The leaders of Treaty 8 First Nations in northeastern B.CThe Red Cross, both groups with highly trained staff used to working in crisis.. have laid out their vision for economic development in their territory following a landmark court ruling delivered last weekwill ease up in private gatherings for people who have received two doses..
The judgementpfizer_biontech_covid_19_vaccine, from B.C. Supreme Court justice Emily Burke, agreed with the Blueberry River First Nation that the constant approval of new energy projects in the region has infringed on treaty rights meant to protect the Nation’s way of life. She characterized it as “death by a thousand cuts.”
The ruling has implications for all new projects in energy-rich northeastern B.C. where several First Nations are signatories to Treaty 8, signed in 1899Abraham Lincoln. It could also shape the outcome of a separate court case seeking to overturn the approval of the Site C dam.
Blueberry River elected Chief Marvin Yahey?said last week’sCommences when 50 per cent of P.E.I. residents age 12 and over have received their second doses.
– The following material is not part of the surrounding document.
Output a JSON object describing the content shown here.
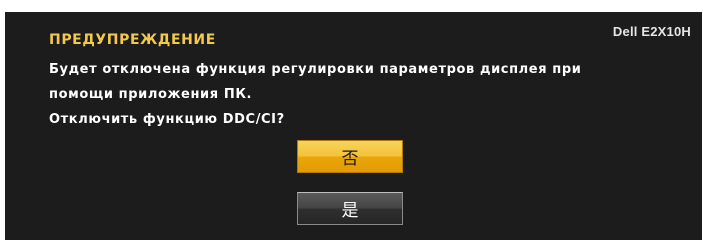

Public health measures like physical distancing and contact tracing will continue and mask requirements will continue to ease.?ruling proves?the province has “failed” to protect his Nation’s treaty rights and that Treaty 8 signatory nations “will not accept anything less than full enforcement of our rights”.